Write an exact copy of the entries below that leaves out all pictures.

*** Opening of THE INPUT ***

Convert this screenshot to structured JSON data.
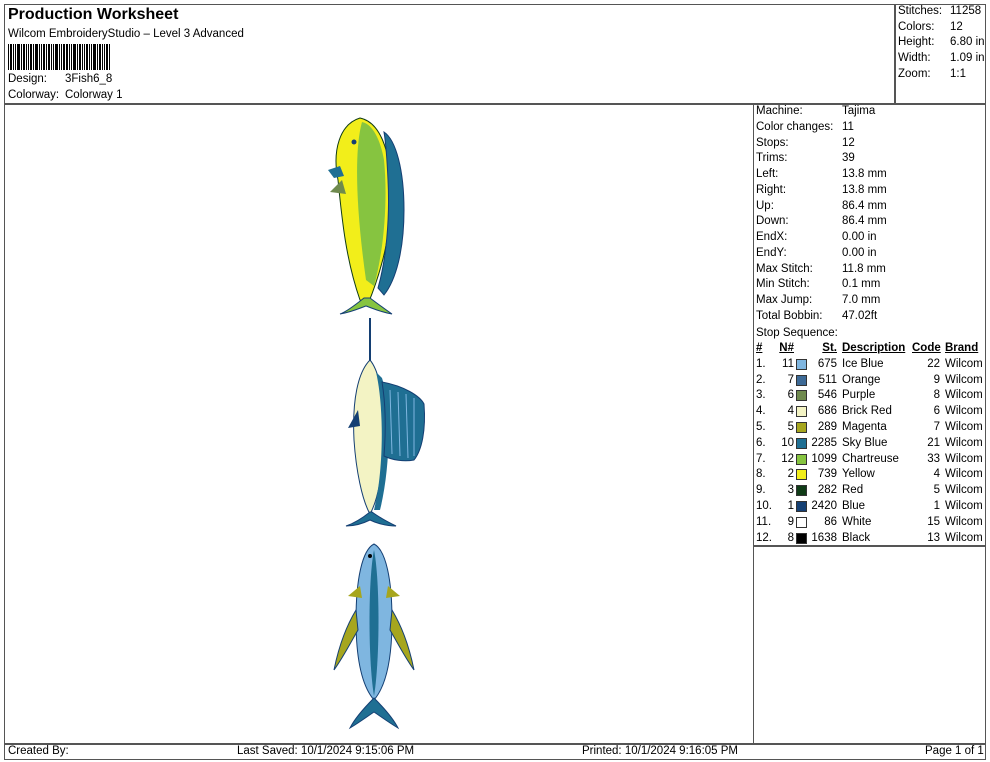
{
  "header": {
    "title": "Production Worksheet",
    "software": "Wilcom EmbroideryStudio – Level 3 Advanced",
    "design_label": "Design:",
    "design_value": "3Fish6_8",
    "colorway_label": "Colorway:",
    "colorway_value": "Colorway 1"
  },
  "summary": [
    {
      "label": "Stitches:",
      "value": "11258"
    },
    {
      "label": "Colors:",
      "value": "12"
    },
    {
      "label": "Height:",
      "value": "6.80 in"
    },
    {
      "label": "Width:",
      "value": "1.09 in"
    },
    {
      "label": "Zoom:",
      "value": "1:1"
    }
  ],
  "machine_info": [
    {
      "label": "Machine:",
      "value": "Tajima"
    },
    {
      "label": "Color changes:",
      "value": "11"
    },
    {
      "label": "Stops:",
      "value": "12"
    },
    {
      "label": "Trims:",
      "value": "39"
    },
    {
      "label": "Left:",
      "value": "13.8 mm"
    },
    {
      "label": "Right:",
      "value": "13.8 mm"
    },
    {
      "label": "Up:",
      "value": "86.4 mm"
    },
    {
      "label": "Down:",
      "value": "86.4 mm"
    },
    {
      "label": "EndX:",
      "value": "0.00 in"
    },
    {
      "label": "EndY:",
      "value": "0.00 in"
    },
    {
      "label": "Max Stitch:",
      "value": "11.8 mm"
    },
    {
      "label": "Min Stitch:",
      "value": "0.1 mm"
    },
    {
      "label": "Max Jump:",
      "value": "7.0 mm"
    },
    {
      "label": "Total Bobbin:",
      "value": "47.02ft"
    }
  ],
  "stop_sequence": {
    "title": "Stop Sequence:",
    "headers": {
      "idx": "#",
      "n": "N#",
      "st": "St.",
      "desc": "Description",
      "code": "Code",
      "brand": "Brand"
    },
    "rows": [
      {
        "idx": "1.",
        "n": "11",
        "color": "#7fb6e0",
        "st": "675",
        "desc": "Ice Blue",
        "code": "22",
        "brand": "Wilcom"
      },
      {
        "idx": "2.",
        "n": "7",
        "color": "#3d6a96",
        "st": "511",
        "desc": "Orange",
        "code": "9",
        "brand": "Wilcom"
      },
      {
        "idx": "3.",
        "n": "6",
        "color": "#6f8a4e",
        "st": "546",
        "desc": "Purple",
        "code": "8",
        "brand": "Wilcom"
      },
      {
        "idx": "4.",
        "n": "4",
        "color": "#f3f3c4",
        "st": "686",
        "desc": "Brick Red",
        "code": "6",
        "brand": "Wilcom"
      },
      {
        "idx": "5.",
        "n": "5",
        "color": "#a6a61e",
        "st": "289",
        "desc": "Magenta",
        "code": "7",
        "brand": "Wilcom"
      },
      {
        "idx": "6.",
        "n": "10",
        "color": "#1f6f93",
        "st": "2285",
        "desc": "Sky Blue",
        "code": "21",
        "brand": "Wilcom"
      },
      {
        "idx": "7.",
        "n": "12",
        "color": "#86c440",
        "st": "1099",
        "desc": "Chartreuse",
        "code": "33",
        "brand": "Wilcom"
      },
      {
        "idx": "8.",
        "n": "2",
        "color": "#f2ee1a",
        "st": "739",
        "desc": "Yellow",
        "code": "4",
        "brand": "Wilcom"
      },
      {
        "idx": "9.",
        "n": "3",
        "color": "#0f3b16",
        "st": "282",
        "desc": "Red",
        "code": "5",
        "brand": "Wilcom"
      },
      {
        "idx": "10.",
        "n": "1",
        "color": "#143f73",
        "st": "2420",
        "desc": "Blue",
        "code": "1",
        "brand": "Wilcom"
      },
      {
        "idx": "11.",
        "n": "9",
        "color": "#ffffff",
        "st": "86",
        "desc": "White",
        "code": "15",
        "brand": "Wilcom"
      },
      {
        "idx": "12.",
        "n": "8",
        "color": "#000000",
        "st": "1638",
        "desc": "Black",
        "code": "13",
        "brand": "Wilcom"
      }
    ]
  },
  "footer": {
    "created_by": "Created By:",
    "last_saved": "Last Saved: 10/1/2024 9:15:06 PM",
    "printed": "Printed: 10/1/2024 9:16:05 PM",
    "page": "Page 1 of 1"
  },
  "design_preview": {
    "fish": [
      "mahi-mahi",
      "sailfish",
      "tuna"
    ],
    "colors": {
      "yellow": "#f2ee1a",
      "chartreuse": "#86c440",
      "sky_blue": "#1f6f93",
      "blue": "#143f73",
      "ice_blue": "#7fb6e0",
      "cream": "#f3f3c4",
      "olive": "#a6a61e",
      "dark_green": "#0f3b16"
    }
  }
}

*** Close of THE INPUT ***

• _RESULT FOR THIS TASK_:
Convert this screenshot to structured JSON data.
{
  "header": {
    "title": "Production Worksheet",
    "software": "Wilcom EmbroideryStudio – Level 3 Advanced",
    "design_label": "Design:",
    "design_value": "3Fish6_8",
    "colorway_label": "Colorway:",
    "colorway_value": "Colorway 1"
  },
  "summary": [
    {
      "label": "Stitches:",
      "value": "11258"
    },
    {
      "label": "Colors:",
      "value": "12"
    },
    {
      "label": "Height:",
      "value": "6.80 in"
    },
    {
      "label": "Width:",
      "value": "1.09 in"
    },
    {
      "label": "Zoom:",
      "value": "1:1"
    }
  ],
  "machine_info": [
    {
      "label": "Machine:",
      "value": "Tajima"
    },
    {
      "label": "Color changes:",
      "value": "11"
    },
    {
      "label": "Stops:",
      "value": "12"
    },
    {
      "label": "Trims:",
      "value": "39"
    },
    {
      "label": "Left:",
      "value": "13.8 mm"
    },
    {
      "label": "Right:",
      "value": "13.8 mm"
    },
    {
      "label": "Up:",
      "value": "86.4 mm"
    },
    {
      "label": "Down:",
      "value": "86.4 mm"
    },
    {
      "label": "EndX:",
      "value": "0.00 in"
    },
    {
      "label": "EndY:",
      "value": "0.00 in"
    },
    {
      "label": "Max Stitch:",
      "value": "11.8 mm"
    },
    {
      "label": "Min Stitch:",
      "value": "0.1 mm"
    },
    {
      "label": "Max Jump:",
      "value": "7.0 mm"
    },
    {
      "label": "Total Bobbin:",
      "value": "47.02ft"
    }
  ],
  "stop_sequence": {
    "title": "Stop Sequence:",
    "headers": {
      "idx": "#",
      "n": "N#",
      "st": "St.",
      "desc": "Description",
      "code": "Code",
      "brand": "Brand"
    },
    "rows": [
      {
        "idx": "1.",
        "n": "11",
        "color": "#7fb6e0",
        "st": "675",
        "desc": "Ice Blue",
        "code": "22",
        "brand": "Wilcom"
      },
      {
        "idx": "2.",
        "n": "7",
        "color": "#3d6a96",
        "st": "511",
        "desc": "Orange",
        "code": "9",
        "brand": "Wilcom"
      },
      {
        "idx": "3.",
        "n": "6",
        "color": "#6f8a4e",
        "st": "546",
        "desc": "Purple",
        "code": "8",
        "brand": "Wilcom"
      },
      {
        "idx": "4.",
        "n": "4",
        "color": "#f3f3c4",
        "st": "686",
        "desc": "Brick Red",
        "code": "6",
        "brand": "Wilcom"
      },
      {
        "idx": "5.",
        "n": "5",
        "color": "#a6a61e",
        "st": "289",
        "desc": "Magenta",
        "code": "7",
        "brand": "Wilcom"
      },
      {
        "idx": "6.",
        "n": "10",
        "color": "#1f6f93",
        "st": "2285",
        "desc": "Sky Blue",
        "code": "21",
        "brand": "Wilcom"
      },
      {
        "idx": "7.",
        "n": "12",
        "color": "#86c440",
        "st": "1099",
        "desc": "Chartreuse",
        "code": "33",
        "brand": "Wilcom"
      },
      {
        "idx": "8.",
        "n": "2",
        "color": "#f2ee1a",
        "st": "739",
        "desc": "Yellow",
        "code": "4",
        "brand": "Wilcom"
      },
      {
        "idx": "9.",
        "n": "3",
        "color": "#0f3b16",
        "st": "282",
        "desc": "Red",
        "code": "5",
        "brand": "Wilcom"
      },
      {
        "idx": "10.",
        "n": "1",
        "color": "#143f73",
        "st": "2420",
        "desc": "Blue",
        "code": "1",
        "brand": "Wilcom"
      },
      {
        "idx": "11.",
        "n": "9",
        "color": "#ffffff",
        "st": "86",
        "desc": "White",
        "code": "15",
        "brand": "Wilcom"
      },
      {
        "idx": "12.",
        "n": "8",
        "color": "#000000",
        "st": "1638",
        "desc": "Black",
        "code": "13",
        "brand": "Wilcom"
      }
    ]
  },
  "footer": {
    "created_by": "Created By:",
    "last_saved": "Last Saved: 10/1/2024 9:15:06 PM",
    "printed": "Printed: 10/1/2024 9:16:05 PM",
    "page": "Page 1 of 1"
  },
  "design_preview": {
    "fish": [
      "mahi-mahi",
      "sailfish",
      "tuna"
    ],
    "colors": {
      "yellow": "#f2ee1a",
      "chartreuse": "#86c440",
      "sky_blue": "#1f6f93",
      "blue": "#143f73",
      "ice_blue": "#7fb6e0",
      "cream": "#f3f3c4",
      "olive": "#a6a61e",
      "dark_green": "#0f3b16"
    }
  }
}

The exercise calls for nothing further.